What happens when a decedent leaves behind a laptop with photos and art work that need to be accessed, and there is no way to access the contents of the computer? Is there a way to work with Apple to obtain access to the device without a Court order?
This is question is reminiscent of the FBI Apple encryption concerns in 2016. The access to the Apple laptop should be done by whoever is administering the estate of the Deceased individual provided that they have explicit authorization in the Decedent’s estate planning documents. That way the whoever is doing the administration is not violating federal laws of the Computer Fraud and Abuse Act 18 U.S. Code section 1030 . If you do not have the password, you are in a bind since California Probate Code section 880 (3)(c) provides that nothing requires the custodian to share passwords or decrypt the protected devices.
If the photos and art work are on the iCloud (as it is often stored) then you are also in a bind. There are no transfer rights to a successor for iCloud access per the terms of service of iCloud. If you are looking for this information then per the terms of service you will have to request a Court Order for access of the information under California Probate Code section 883.

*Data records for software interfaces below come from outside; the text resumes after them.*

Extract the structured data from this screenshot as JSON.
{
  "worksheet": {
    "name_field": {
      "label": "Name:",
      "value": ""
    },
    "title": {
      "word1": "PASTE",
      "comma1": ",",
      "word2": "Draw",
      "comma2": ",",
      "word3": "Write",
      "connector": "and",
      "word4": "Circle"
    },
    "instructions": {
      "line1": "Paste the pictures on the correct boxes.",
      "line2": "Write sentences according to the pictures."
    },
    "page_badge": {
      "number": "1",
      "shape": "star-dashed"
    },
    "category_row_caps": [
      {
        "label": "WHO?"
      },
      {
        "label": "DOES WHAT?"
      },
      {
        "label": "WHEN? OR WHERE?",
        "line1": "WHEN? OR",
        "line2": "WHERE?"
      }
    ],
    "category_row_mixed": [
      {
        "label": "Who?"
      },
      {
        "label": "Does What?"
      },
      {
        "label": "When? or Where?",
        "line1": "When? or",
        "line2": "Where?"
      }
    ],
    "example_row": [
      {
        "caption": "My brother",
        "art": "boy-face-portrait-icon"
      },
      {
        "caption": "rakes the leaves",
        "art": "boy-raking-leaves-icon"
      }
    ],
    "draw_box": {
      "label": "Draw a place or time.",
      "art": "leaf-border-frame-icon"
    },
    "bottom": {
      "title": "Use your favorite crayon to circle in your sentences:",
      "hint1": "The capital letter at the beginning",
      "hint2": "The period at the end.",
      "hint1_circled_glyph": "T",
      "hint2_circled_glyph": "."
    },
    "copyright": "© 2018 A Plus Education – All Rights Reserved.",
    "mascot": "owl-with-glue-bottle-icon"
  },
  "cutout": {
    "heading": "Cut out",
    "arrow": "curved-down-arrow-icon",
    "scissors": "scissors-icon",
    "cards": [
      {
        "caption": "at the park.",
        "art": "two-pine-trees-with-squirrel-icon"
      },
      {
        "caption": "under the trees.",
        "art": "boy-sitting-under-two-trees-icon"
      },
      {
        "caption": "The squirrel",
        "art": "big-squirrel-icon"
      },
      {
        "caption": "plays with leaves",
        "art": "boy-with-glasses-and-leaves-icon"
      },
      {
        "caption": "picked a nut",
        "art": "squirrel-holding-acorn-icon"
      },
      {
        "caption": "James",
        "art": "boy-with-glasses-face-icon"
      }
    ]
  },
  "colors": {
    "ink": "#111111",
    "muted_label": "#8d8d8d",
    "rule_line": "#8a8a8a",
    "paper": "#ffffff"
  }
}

All in all- if the family members have the password and authorized access to the device under an estate plan document then you are good. If you don’t have this and still want to access the information on the device, you may be forced to probate the matter.
To avoid this situation for your loved ones, make sure you have digital assets listed in your estate plan. Need to revise an estate plan? Give Megan A. Moghtaderi a call today for more information.

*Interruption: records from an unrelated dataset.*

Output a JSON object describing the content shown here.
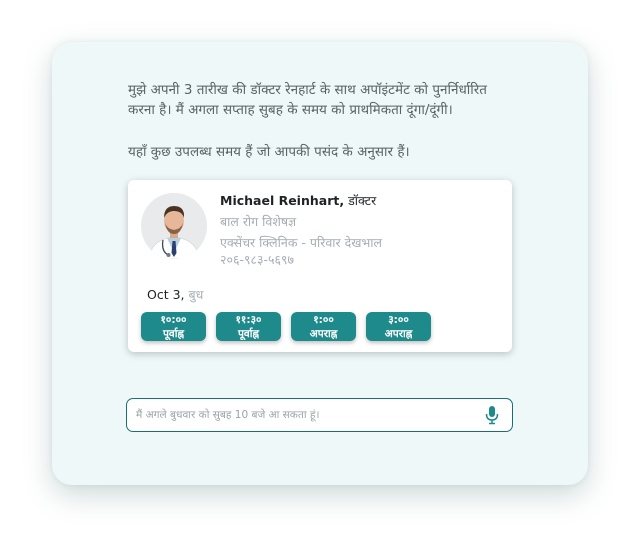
{
  "chat": {
    "user_message": "मुझे अपनी 3 तारीख की डॉक्टर रेनहार्ट के साथ अपॉइंटमेंट को पुनर्निर्धारित करना है। मैं अगला सप्ताह सुबह के समय को प्राथमिकता दूंगा/दूंगी।",
    "assistant_message": "यहाँ कुछ उपलब्ध समय हैं जो आपकी पसंद के अनुसार हैं।"
  },
  "doctor_card": {
    "name": "Michael Reinhart,",
    "title": " डॉक्टर",
    "specialty": "बाल रोग विशेषज्ञ",
    "clinic": "एक्सेंचर क्लिनिक - परिवार देखभाल",
    "phone": "२०६-९८३-५६९७",
    "avatar_icon": "doctor-portrait",
    "date": "Oct 3,",
    "weekday": "बुध",
    "slots": [
      "१०:०० पूर्वाह्न",
      "११:३० पूर्वाह्न",
      "१:०० अपराह्न",
      "३:०० अपराह्न"
    ]
  },
  "composer": {
    "placeholder": "मैं अगले बुधवार को सुबह 10 बजे आ सकता हूं।",
    "mic_icon": "microphone-icon"
  },
  "colors": {
    "accent": "#1f8a8c",
    "panel_bg": "#eef8f8",
    "input_border": "#1b6f73"
  }
}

Megan A. Moghtaderi is an associate attorney at TLD Law. Her practice includes trust litigation, estate planning, probate, business formation and business disputes in Southern California.